Dear B’nai Shalom members, families, and friends:
As you will be reading this shul bulletin, undoubtedly you will be entrenched in the myriad of chores and tasks we undertake to prepare fully and thoroughly for the upcoming Passover holiday.
As you well may know, there are no holidays as replete with symbols, traditions, rituals, and ceremonies as Passover, many of them taking place the first two nights at the Passover Seder.
It should not be a surprise to anyone that so many of our symbols are meant to activate and stimulate that part of our brain that controls the images we envision, the feelings that infiltrate our minds, and the emotions that run warmly and fondly throughout our nostalgic memories. Many families will hold dear the particular food smells, the sentimental sounds of identifiably Pesach melodies, the very specific nusach (traditional tune) of the Pesach Kiddush, and the joyful, family-friendly singing of the Dayenu, Chad Gadya, and Mah Nishtana. The Four Questions, the “Mah Nishtana,” in particular, has been known to bring joy, pride, contentment, and pleasure to countless Jewish families for generations and generations.
Pesach is known by four Hebrew names, each of which has a major role in the active celebration of the holiday. They are: Chag HaMatzot (the Holiday of Matzah); Chag Ha Pesach (the holiday of “Passing over),” Chag HaAviv (the Holiday of Springtime); and Zman Cheruteinu the time of our freedom).
The name Chag HaMatzot is well known and recalls the manner in which our ancestors, the B’nai Yisrael, the Children of Israel, needed to leave the bondage of the Land of Egypt in haste, without allowing the bread they were preparing for the journey to fully rise. This name is one of two for the holiday which is included in the Passover Kiddush and is easy to understand for its inclusion as one of the four names of this holiday.
Chag HaPesach, the holiday of “Passing Over” is the name which has gained the most popularity as the identification by which we typically refer to this holiday. The “passing over” refers to the exclusion of the Jewish homes during the Tenth Plague of Slaying of The First Born, during which, HaKadosh Baruch Hu, The Holy One, Blessed be he, “passed over our homes,” in slaying the firstborn sons of every Egyptian household, and sparing OUR firstborn sons.
The name Chag HaAviv, the Holiday of Springtime, has two meanings attached to it. The first is the simple understanding that Hashem took us out of Egypt in the Springtime – the perfect time for a nation of millions of men, women, and children, traveling by foot, wagon, cart, oxen, donkeys, and camels, to move slowly from the Egyptian desert towards Eretz Yisrael, in the most conducive and pleasant weather in which to make the arduous trek.
The heat of the summer would have been unbearable and the rains of the autumn and winter would have created an obstacle precariously dangerous to the wellbeing of B’nai Yisrael in their travels.
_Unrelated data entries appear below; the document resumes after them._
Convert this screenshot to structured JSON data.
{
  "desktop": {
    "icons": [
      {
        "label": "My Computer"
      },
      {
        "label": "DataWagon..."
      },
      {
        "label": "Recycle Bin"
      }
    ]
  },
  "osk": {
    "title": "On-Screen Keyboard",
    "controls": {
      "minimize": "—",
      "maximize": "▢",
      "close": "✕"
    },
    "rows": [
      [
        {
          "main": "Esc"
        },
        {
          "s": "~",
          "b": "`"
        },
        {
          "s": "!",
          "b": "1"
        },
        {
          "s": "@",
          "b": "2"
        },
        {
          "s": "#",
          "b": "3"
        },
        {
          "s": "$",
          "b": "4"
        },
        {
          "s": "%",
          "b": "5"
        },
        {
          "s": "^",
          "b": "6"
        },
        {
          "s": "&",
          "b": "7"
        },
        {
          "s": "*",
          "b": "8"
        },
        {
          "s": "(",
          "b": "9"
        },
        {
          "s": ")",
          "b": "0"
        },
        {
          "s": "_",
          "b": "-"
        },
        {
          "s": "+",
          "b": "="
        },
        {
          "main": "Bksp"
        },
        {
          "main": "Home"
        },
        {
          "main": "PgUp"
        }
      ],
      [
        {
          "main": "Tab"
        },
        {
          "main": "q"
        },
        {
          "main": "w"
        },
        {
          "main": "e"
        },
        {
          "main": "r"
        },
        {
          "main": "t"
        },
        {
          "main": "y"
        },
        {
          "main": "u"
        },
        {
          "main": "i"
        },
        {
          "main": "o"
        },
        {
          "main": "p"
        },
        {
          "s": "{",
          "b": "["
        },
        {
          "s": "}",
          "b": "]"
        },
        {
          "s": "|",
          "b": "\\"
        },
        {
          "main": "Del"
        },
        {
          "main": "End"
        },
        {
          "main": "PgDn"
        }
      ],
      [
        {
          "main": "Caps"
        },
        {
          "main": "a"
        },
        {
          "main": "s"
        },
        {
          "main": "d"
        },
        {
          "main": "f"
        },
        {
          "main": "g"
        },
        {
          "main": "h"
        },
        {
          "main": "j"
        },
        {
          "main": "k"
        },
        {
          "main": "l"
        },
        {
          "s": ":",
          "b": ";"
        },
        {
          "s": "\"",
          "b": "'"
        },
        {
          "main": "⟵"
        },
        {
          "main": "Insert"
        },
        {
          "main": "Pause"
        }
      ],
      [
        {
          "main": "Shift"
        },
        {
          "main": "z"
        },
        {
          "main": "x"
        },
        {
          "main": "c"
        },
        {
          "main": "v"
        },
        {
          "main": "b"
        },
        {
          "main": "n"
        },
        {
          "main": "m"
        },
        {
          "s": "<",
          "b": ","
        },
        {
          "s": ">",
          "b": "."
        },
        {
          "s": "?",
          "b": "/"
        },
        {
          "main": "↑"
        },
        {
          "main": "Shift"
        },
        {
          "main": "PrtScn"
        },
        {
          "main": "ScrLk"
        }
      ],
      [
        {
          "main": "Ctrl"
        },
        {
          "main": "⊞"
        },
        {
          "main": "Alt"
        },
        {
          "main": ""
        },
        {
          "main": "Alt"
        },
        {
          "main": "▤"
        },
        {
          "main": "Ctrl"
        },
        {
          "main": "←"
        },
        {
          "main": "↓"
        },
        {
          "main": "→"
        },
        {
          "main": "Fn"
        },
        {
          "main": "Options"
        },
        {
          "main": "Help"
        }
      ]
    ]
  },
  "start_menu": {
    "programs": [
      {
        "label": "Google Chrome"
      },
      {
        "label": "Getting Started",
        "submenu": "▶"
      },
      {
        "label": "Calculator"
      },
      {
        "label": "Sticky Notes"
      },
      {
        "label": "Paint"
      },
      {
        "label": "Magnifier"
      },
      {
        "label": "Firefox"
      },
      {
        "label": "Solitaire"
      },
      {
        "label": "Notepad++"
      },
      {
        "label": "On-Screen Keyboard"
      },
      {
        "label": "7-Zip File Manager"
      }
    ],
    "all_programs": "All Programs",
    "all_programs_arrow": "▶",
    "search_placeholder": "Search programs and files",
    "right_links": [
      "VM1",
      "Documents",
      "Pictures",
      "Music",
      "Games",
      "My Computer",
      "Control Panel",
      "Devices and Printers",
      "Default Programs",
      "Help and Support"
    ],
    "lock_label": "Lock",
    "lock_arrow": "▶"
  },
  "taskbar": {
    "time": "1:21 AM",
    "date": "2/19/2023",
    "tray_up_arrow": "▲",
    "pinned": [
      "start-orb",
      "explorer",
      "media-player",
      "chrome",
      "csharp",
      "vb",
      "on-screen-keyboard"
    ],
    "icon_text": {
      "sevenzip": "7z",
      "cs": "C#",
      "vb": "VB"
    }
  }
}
This underscores the kindness and compassion as well as the love and devotion HaKadosh Baruch had, and continues to have for us, His Chosen People.
The Holiday of Springtime also connotes the time of year in which all living things are brought back to life after hibernation and a more covert existence during the winter months. Plants and all vegetation bloom and grow as all living creatures are born and assigned their appropriate place in the animal kingdom. We too, the B’nai Yisrael, the Children of Israel, were born and brought into this world, as we emerged from Egypt as a new and vibrant civilization of people. We went down to Egypt as a family, as a clan, few in number, and grew and multiplied while sojourning in Egypt and then becoming slaves to the Pharaoh of the land. However, we came forth with G-d’s Mighty Hand and Outstretched Arm, to become a new and magnificent new nation, G-d’s people, G-d’s nation.
The fourth of the four names for the holiday: Zman Cheruteinu, literally means “The Time of Our Freedom,” and is the second name of the holiday included in the Pesach Kiddush. We could not function as a newly-born, newly-freed people, working hard to fulfill the will of our G-d, if not for the freedom in which to make those efforts to achieve compliance with all expected from us from Almighty G-d.
During our own Passover Seder services and ceremonies, may we create sounds, aromas, tunes, sights, and memorable images for our children, grandchildren, families, friends, and may Pesach continue to be the hugely-celebrated festival that it has continued to be for thousands of years.
Chag Kasher v’Sameach,
Rabbi Dr. Yaacov Dvorin